Reasonable adjustments could include:

  • Reallocating a task to another employee
  • Moving an employee's desk to a quieter area
  • Changing the way that something is done
  • Changing physical features of the work environment
  • Providing extra equipment or someone to assist the person to meet their changing needs
  • Flexible working
  • Time off to attend medical appointments.

The employer may be entitled to financial assistance to help meet the cost of supporting the person with Alzheimer's at work, possibly through Access to Work via Jobcentre Plus.

The Equality Act also protects people who experience discrimination because they are associated with someone who has a disability, such as their carer. Carers also have the right to request flexible working, and the right to request time off to look after dependents in an emergency.

Making a claim

If your employer does not consult with you, carry out the necessary checks and investigations and make any reasonable adjustments required, your work may suffer. In some circumstances you may find that you are dismissed on the basis that you are unable to carry out the role. If this is the case then you may be entitled to claim against your employer for disability discrimination.

There is no minimum length of employment required to bring a claim at the Employment Tribunal, but it is important to lodge your claim within 3 months of the act of discrimination occurring. It is therefore essential that you take legal advice on your situation at an early stage and as soon as possible.

If you think you have been subject to discrimination on the basis of Alzheimer's disease or dementia, please phone Ashley Hunt, Vaishali Thakerar, or Carrie-Ann Randall on 0116 212 1000 or complete the form on the right. Lawson-West offer free initial consultations so it won't cost you a penny to find out if you have a claim. We also run a number of free drop-in advice clinics at our offices in Leicester, Wigston & Market Harborough.

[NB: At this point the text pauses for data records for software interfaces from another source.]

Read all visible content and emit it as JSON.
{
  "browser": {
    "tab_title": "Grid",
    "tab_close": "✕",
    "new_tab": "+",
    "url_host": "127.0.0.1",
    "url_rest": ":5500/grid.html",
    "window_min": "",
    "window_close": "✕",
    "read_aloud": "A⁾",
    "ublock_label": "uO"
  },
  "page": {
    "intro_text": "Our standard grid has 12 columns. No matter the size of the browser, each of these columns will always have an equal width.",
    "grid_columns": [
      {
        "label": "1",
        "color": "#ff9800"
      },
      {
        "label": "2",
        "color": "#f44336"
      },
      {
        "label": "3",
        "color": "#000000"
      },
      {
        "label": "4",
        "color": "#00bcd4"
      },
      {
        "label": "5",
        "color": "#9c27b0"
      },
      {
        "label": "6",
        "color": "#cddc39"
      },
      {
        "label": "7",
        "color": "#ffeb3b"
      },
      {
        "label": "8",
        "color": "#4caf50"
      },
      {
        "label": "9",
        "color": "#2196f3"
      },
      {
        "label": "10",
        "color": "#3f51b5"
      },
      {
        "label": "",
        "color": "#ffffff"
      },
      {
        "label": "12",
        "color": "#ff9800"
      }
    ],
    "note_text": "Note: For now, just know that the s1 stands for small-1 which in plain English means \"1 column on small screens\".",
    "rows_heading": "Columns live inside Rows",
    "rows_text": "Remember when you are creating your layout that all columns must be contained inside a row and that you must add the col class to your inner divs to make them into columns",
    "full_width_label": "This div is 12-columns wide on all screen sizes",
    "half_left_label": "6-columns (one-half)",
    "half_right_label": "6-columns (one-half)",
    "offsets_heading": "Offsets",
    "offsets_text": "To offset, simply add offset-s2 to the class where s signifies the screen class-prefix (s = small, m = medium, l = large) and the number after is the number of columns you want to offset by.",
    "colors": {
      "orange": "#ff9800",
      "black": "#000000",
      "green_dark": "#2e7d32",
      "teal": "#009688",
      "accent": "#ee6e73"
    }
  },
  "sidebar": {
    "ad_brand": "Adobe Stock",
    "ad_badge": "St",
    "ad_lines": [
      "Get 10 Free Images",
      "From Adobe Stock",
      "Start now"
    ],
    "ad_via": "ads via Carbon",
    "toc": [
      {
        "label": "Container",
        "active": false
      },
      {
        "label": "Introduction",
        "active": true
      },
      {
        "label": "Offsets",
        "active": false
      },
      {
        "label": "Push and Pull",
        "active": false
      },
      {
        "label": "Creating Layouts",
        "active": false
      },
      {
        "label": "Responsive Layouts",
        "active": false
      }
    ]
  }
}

Lawson-West will make sure that your disability discrimination claim is funded on the most appropriate basis and that will often be on a No Win No Fee basis. This means that Lawson-West have a vested interest in ensuring your employment claim is successful.